Before you decide to change the reason why you discharged a worker, consider the possible impact of a potential lawsuit.
For example, if an employee is fired soon after an alleged act of sexual harassment and you later change the reason, a court could consider that evidence that it was just a pretext—an excuse to get rid of the employee. Such a shifting explanation will almost certainly be viewed suspiciously.
Recent case: Leroy went on a business trip to Atlantic City with his boss Christine. He later alleged that she invited him to her hotel room and tried to lure him into a sexual relationship. He said he rejected her advances.
When he returned to work after the incident, he was terminated, allegedly for theft. Later, the employer changed the discharge reason, saying Leroy had been fired for fighting, behaving disruptively and being unprofessional.
Leroy sued. He recounted months of sexual harassment at work before the proposition in Atlantic City. He alleged he was fired in retaliation for refusing to succumb to Christine’s advances.
The court said his case could go forward based in part on timing—the discharge occurred so soon after the alleged sexual proposition. Plus, the court said Leroy could use the shifting explanation for his firing as additional evidence that the real reason he was fired was because he refused to engage in sexual activity with Christine. (Byrd, et al., v. Elwyn & Elwyn, No. 16-02275, ED PA, 2016)

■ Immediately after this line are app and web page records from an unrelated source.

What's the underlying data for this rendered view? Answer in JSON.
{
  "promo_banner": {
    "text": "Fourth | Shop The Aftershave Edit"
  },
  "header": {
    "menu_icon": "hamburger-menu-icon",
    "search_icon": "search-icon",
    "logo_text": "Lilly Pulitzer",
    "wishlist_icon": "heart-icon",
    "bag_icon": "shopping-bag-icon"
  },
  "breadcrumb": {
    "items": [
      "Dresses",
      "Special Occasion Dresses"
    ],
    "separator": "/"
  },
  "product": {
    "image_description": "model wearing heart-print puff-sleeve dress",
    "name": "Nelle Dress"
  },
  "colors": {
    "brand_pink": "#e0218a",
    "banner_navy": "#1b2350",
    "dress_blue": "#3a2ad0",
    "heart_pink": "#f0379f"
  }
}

Final note: Two other male employees had also alleged that Christine propositioned and sexually harassed them. She allegedly commented on male anatomy—suggesting that some of the men were “really packing”—and generally engaged in sexually suggestive commentary. Remember, sexual harassment doesn’t always involve male-on-female harassment.